In the Agile scenario, “Active stakeholder participation” throughout the project's lifecycle is described as one of the key success factor.
Though there are now doubts in above said point, the issue comes when you have stakeholders coming from a complete not IT background and it’s difficult for them to perceive the functional software. Sounds wacky? It’s common in South Asian countries, especially in the government departments. Such stakeholders are defined as: “End users who tells you what they really want on the day you give them what they've asked for”. Oops, I can know what I really want is only after seeing it.
Another thing I’ve faced is the “tale of never ending open requirements”. The project is kicked-off, teams have been finalized and stakeholders are identified for requirements clarifications. Users keeps on explaining about the functional requirements and issues they face with the existing system. In the middle of a requirement clarification (asked from software analyst) the user realizes that they’ve missed something…and here comes the brand new feature that turns out to be one of the key requirement of the software. Poor analyst, curse himself why the hell he asked for the damn clarification. Now by end of requirement phase, you’ll actually see little projects, trying to pop out of the additional (key) requirements.

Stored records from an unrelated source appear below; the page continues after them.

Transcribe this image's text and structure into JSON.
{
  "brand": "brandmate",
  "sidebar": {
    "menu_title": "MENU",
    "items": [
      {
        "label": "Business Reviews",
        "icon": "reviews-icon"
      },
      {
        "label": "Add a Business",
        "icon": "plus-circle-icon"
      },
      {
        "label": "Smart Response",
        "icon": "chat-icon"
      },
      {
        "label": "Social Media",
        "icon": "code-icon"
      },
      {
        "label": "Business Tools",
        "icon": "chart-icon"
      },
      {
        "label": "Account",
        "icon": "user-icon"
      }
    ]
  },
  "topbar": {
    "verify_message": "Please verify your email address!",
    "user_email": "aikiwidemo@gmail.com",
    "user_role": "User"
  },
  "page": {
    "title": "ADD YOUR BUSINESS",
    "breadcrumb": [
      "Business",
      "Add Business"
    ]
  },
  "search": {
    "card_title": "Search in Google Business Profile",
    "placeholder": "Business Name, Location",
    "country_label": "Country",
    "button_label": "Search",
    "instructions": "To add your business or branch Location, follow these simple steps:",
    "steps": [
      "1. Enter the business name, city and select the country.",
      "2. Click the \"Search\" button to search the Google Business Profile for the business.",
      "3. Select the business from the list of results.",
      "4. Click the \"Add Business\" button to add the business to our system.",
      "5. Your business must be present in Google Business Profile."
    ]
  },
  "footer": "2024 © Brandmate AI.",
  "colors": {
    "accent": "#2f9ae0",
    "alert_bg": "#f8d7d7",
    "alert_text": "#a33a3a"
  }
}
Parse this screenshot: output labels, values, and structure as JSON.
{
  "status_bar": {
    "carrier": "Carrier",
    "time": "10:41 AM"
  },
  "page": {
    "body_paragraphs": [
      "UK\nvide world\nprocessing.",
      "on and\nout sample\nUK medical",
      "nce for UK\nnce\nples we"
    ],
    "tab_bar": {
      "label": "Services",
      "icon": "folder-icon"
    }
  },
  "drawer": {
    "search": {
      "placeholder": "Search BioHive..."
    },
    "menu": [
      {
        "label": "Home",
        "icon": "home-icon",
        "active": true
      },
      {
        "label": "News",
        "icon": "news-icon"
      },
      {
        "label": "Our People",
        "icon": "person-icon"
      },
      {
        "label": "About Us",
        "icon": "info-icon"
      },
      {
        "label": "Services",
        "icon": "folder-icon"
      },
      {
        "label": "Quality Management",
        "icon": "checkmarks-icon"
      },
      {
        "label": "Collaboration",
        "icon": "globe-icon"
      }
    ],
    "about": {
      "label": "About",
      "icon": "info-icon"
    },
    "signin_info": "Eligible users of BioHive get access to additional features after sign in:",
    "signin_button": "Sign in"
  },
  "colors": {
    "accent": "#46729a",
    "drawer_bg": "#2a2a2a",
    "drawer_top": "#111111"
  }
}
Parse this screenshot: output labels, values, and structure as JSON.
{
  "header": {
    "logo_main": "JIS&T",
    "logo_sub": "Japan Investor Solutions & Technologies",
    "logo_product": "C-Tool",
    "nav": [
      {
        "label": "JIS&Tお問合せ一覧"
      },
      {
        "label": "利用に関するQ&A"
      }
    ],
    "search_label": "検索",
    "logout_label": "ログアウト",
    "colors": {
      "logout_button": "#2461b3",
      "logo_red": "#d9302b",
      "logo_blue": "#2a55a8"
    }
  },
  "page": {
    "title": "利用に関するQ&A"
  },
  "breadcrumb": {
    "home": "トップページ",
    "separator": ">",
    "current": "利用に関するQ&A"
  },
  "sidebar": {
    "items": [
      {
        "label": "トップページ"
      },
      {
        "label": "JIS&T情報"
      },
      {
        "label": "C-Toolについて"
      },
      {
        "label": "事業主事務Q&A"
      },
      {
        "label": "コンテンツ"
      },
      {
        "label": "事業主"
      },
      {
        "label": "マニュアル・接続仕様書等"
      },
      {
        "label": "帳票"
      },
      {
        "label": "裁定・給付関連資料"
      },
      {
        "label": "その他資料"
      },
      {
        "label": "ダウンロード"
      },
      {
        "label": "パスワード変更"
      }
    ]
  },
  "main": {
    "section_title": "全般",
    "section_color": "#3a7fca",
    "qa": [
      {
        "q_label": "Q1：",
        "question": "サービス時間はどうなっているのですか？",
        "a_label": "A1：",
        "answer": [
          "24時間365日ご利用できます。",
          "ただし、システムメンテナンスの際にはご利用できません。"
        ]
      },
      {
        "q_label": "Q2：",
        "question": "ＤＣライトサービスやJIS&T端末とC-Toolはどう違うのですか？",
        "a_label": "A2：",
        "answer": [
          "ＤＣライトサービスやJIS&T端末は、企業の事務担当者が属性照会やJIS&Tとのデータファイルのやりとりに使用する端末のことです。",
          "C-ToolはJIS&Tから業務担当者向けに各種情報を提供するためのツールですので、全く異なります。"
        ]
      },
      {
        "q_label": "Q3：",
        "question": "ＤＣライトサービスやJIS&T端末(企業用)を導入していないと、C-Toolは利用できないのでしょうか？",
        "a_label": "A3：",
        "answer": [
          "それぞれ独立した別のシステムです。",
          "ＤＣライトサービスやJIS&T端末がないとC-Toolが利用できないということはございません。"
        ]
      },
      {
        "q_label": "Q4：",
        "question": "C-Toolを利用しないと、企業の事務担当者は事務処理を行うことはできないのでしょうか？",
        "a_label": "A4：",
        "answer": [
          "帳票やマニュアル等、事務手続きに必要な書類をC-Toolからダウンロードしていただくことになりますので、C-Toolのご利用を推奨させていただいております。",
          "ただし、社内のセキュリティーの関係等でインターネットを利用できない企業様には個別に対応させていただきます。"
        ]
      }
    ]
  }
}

These are the most common scenarios that are bound to happen during the requirement analysis phase (in this part of the word). The waterfall method by no means can address such challenges. Agile may be helpful is some situations, or al-least minimizes the risks.
Successful (Agile) Requirements Analysis Rules (for Nerds):
The #1 rule reminds me a quote I’ve seen on internet; called - Hoggarth's Law Reworded by MHR from Chris Hoggarth's email October 2006. It says “Attempts to get answers early in a project fail as there are many more wrong questions than right ones. Activity during the early stages should be dedicated to finding the correct questions. Once the correct questions have been identified correct answers will naturally fall out of subsequent work without grief or excitement and there will be understanding of what the project is meant to achieve.”
That’s the Rule #1: Prepare yourself first, do the homework before you start collecting requirements. Be sure of what you need to know from user (and what not).
Few months back, I was looking for a Air-conditioner and saw an advertisement of a electrical retail chain in the newspaper. They were selling the 1.5 ton A.C. for Rs. 13,000. It was the best deal I would get anywhere in summers so I went to this shop to place an order (Also took the newspaper for reference). I asked the sales guy that I am willing to buy the A.C. that costs 13,000 bucks. He replied that it’s the exchange offer and also the cost depends on the condition of the old A.C. I was surprised and showed him the newspaper where the exchange condition was nowhere mentioned. Now, this guy show me a small (microscopic) * in the advertisement that says “conditions apply”. I was shocked.
Rule #2: Be transparent and set the expectation right from day one. Don’t make too much assumptions in requirements.
The extension of Rule #2 is the rule of communication (language). Even if I had seen the “condition apply” (using magnifier), It was still difficult for me to understand what exactly does it means. The description of “conditions apply” must be given somewhere in the advertisement so that customer like me are not fooled around.
Develop a method to communicate with customers. Generally end users understand the user interface they are going to work with. Developing a UI prototype during the analysis would be of great help to end users and requirement analysts.
Rule #3: If it's is not on a paper it's never been said. Document each requirement clearly and maintain it’s relationship (traceability) in each phase.